EXERCISE AIM »
Here the requirement is to repeat every record exactly, in full.

RECORDS PROVIDED »
#####

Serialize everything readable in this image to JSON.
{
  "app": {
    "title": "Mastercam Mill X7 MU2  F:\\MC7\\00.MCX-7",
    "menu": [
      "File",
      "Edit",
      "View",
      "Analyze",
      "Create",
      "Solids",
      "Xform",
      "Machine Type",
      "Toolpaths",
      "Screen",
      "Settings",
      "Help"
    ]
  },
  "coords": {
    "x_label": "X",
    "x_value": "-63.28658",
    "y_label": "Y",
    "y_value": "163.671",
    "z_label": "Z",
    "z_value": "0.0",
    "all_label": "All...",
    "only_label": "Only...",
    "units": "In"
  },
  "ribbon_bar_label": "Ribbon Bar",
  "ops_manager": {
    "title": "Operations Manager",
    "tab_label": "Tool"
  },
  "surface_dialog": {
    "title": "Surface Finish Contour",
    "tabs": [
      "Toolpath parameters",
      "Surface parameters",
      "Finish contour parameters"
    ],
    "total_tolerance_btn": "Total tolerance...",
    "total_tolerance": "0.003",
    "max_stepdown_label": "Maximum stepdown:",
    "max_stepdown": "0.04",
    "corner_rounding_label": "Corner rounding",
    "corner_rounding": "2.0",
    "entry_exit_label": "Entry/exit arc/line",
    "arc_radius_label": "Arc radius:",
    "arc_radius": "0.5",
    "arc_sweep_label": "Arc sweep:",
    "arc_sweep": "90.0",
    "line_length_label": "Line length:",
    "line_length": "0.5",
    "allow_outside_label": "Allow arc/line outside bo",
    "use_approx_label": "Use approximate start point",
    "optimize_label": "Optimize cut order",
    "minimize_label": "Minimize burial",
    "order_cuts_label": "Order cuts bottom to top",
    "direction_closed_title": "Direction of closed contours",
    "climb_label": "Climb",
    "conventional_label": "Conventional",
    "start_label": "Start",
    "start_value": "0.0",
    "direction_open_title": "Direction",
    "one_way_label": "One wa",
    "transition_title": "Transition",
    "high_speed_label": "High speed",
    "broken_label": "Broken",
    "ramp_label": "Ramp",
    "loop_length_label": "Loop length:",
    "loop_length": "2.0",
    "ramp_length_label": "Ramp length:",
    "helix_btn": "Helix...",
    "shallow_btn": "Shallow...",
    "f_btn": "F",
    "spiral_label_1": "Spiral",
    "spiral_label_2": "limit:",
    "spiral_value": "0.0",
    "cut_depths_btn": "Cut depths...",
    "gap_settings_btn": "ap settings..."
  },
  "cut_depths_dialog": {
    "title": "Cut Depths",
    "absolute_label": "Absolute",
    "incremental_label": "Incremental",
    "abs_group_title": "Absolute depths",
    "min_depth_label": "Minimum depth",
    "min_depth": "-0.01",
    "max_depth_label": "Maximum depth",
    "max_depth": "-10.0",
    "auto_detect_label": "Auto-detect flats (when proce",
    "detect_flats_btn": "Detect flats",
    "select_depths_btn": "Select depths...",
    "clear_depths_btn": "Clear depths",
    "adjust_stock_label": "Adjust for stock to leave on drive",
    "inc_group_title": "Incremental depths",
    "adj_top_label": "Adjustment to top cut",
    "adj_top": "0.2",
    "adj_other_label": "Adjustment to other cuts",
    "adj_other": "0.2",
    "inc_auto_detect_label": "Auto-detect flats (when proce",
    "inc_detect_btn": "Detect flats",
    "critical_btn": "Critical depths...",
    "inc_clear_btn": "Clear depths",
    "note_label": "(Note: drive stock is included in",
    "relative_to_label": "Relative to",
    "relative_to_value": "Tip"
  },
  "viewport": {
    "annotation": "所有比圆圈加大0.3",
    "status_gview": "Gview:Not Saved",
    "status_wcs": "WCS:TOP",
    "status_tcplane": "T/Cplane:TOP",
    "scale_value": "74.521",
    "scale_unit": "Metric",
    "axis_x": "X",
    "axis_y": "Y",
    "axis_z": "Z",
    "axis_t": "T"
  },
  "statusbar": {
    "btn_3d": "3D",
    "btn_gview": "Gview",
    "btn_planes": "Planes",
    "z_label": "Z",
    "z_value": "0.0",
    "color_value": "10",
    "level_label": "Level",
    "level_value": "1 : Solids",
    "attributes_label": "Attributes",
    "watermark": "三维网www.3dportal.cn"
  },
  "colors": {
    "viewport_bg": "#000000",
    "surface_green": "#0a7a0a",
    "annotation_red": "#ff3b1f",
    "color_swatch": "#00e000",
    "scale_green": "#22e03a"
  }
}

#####

RESULT BELOW »
Serialize everything readable in this image to JSON.
{
  "app": {
    "title": "Mastercam Mill X7 MU2  F:\\MC7\\00.MCX-7",
    "menu": [
      "File",
      "Edit",
      "View",
      "Analyze",
      "Create",
      "Solids",
      "Xform",
      "Machine Type",
      "Toolpaths",
      "Screen",
      "Settings",
      "Help"
    ]
  },
  "coords": {
    "x_label": "X",
    "x_value": "-63.28658",
    "y_label": "Y",
    "y_value": "163.671",
    "z_label": "Z",
    "z_value": "0.0",
    "all_label": "All...",
    "only_label": "Only...",
    "units": "In"
  },
  "ribbon_bar_label": "Ribbon Bar",
  "ops_manager": {
    "title": "Operations Manager",
    "tab_label": "Tool"
  },
  "surface_dialog": {
    "title": "Surface Finish Contour",
    "tabs": [
      "Toolpath parameters",
      "Surface parameters",
      "Finish contour parameters"
    ],
    "total_tolerance_btn": "Total tolerance...",
    "total_tolerance": "0.003",
    "max_stepdown_label": "Maximum stepdown:",
    "max_stepdown": "0.04",
    "corner_rounding_label": "Corner rounding",
    "corner_rounding": "2.0",
    "entry_exit_label": "Entry/exit arc/line",
    "arc_radius_label": "Arc radius:",
    "arc_radius": "0.5",
    "arc_sweep_label": "Arc sweep:",
    "arc_sweep": "90.0",
    "line_length_label": "Line length:",
    "line_length": "0.5",
    "allow_outside_label": "Allow arc/line outside bo",
    "use_approx_label": "Use approximate start point",
    "optimize_label": "Optimize cut order",
    "minimize_label": "Minimize burial",
    "order_cuts_label": "Order cuts bottom to top",
    "direction_closed_title": "Direction of closed contours",
    "climb_label": "Climb",
    "conventional_label": "Conventional",
    "start_label": "Start",
    "start_value": "0.0",
    "direction_open_title": "Direction",
    "one_way_label": "One wa",
    "transition_title": "Transition",
    "high_speed_label": "High speed",
    "broken_label": "Broken",
    "ramp_label": "Ramp",
    "loop_length_label": "Loop length:",
    "loop_length": "2.0",
    "ramp_length_label": "Ramp length:",
    "helix_btn": "Helix...",
    "shallow_btn": "Shallow...",
    "f_btn": "F",
    "spiral_label_1": "Spiral",
    "spiral_label_2": "limit:",
    "spiral_value": "0.0",
    "cut_depths_btn": "Cut depths...",
    "gap_settings_btn": "ap settings..."
  },
  "cut_depths_dialog": {
    "title": "Cut Depths",
    "absolute_label": "Absolute",
    "incremental_label": "Incremental",
    "abs_group_title": "Absolute depths",
    "min_depth_label": "Minimum depth",
    "min_depth": "-0.01",
    "max_depth_label": "Maximum depth",
    "max_depth": "-10.0",
    "auto_detect_label": "Auto-detect flats (when proce",
    "detect_flats_btn": "Detect flats",
    "select_depths_btn": "Select depths...",
    "clear_depths_btn": "Clear depths",
    "adjust_stock_label": "Adjust for stock to leave on drive",
    "inc_group_title": "Incremental depths",
    "adj_top_label": "Adjustment to top cut",
    "adj_top": "0.2",
    "adj_other_label": "Adjustment to other cuts",
    "adj_other": "0.2",
    "inc_auto_detect_label": "Auto-detect flats (when proce",
    "inc_detect_btn": "Detect flats",
    "critical_btn": "Critical depths...",
    "inc_clear_btn": "Clear depths",
    "note_label": "(Note: drive stock is included in",
    "relative_to_label": "Relative to",
    "relative_to_value": "Tip"
  },
  "viewport": {
    "annotation": "所有比圆圈加大0.3",
    "status_gview": "Gview:Not Saved",
    "status_wcs": "WCS:TOP",
    "status_tcplane": "T/Cplane:TOP",
    "scale_value": "74.521",
    "scale_unit": "Metric",
    "axis_x": "X",
    "axis_y": "Y",
    "axis_z": "Z",
    "axis_t": "T"
  },
  "statusbar": {
    "btn_3d": "3D",
    "btn_gview": "Gview",
    "btn_planes": "Planes",
    "z_label": "Z",
    "z_value": "0.0",
    "color_value": "10",
    "level_label": "Level",
    "level_value": "1 : Solids",
    "attributes_label": "Attributes",
    "watermark": "三维网www.3dportal.cn"
  },
  "colors": {
    "viewport_bg": "#000000",
    "surface_green": "#0a7a0a",
    "annotation_red": "#ff3b1f",
    "color_swatch": "#00e000",
    "scale_green": "#22e03a"
  }
}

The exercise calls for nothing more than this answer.